Last year had a big impact on me, mainly because one thing: ME310.
Most people do not know what it is, the most frequent question is: “ME310? What is that?”
ME310 is derived from Mechanical Engineering 310 from a Stanford University course, it is also the name that identifies the post graduation I attended in Porto that is also part of Sugar Network, a global network that brings together multidisciplinary students from different universities and challenges to solve real world product development challenges.
I will share my experience in this “full-time job” that made Porto Design Factory my second home for 9 months and increased my family.
The first few weeks were intense, full of exercises that led us to realize what kind of mindset we should keep in mind for the rest of the year that was about to start. It was definitely intensive weeks where the methodology we were working with was introduced: Design Thinking, a methodology that focuses on the user, their needs and desires. Was also given to us small challenges which in addition to work for having the right mindset, allowed us to do team building to better know the people who would live with us in the next months and at the same time also served for the teaching team to analyse each member of the class, in order to build the teams that would work on the challenges that the partner companies had proposed. The teams were a kind of a start up, where we had the responsibility of tackling the challenge, investigating, prototyping, collecting results and developing a solution to meet users’ needs.
This course has changed my perspective of looking at the world and myself. This course is project-based, cross cultural, interdisciplinary, passion-based, hands-on… completely the opposite of the traditional system to which we are used to. There is no pedestal for the teacher, there is no classroom with tables and chairs lined up and the teacher is not there every day with a projector dictating the subject. The environments are created by students, there are conversations between students and teachers on the couch, the teacher is not the holder of absolute knowledge and students are encouraged to question and discuss the opinions exchanged.
For me it was something that made me grow faster and faster, and the biggest difference is that I can look back and notice some of those differences. In these 9 months I have read and wrote much more than when I attended my degree, because the way we look for the knowledge to feed the project is through our curiosity and ambition.
Every day we challenge ourselves, because every day we are forced to leave our comfort zone, or because we are working in an area that we are not used to, or because we are not used to questioning what we are told, or because we have to do research to be able to understand the customer better than anyone else.
But the truth is that if the course was not as intense as it is, no one was so passionate about it, obviously that this passion is what makes us want to do more, and at the same time is what can leave us glazed for something that might not be the best option, so never “fall in love” for your work.

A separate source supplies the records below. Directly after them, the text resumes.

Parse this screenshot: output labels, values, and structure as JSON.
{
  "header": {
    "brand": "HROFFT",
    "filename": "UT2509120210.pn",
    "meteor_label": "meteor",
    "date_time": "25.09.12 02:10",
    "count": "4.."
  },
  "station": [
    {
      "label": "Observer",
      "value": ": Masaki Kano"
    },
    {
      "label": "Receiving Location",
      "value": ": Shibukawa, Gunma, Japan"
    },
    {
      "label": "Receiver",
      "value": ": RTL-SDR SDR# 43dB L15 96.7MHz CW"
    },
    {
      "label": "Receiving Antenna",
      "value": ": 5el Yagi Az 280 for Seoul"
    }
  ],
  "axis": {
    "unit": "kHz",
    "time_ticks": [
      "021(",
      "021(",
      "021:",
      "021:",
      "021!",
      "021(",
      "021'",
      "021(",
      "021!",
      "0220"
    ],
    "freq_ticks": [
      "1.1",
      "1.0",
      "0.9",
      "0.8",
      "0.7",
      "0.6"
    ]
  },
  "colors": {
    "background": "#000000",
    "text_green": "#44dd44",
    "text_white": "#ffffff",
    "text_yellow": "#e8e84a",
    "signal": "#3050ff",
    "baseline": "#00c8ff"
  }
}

Failure is a very used word in this methodology and we think we already know its meaning, but the truth is we only understand it after failing a few times and after overcoming our frustration. It is true that there is room to fail, but it has to be for the purpose of extracting useful information for the project and to learn something from it.
Something that helps us get into this mindset is that we do not talk about grades from the beginning until the end of the course. This makes us forget that grades exist and the truth is that make us work more, because we do not feel the pressure of the grade and we end up having fun and giving more of us. The fear of failing disappears.
I can say that I had the opportunity to work with people from Australia, it’s 11 hours time difference, which meant we had to adopt methods to never compromise the work, so while some were sleeping, others were working on the project. This experience allowed me to acquire new cross-cultural communication skills, either personally or via skype, which was not always easy because when you can not analyse body language and read between the lines what people say, you do not have all the usual information for good communication. This means that at times we had to be designers, project managers, psychologists or communication experts, which led us to develop and improve our soft skills more than any other course I’ve done.
Therefore, if you think that the educational system does not fit what you want, then try not only to change your attitude, but also to look for other ways to learn. Seek knowledge, be curious, show yourself open to new experiences and never give everything as guaranteed, always seek to raise questions to get answers you didn’t even know you needed.
Want to talk? I’m Joana and I’m always interested in meeting new people and hearing a new story.
Be nice, work hard, make friends and grab a beer or an ice cream.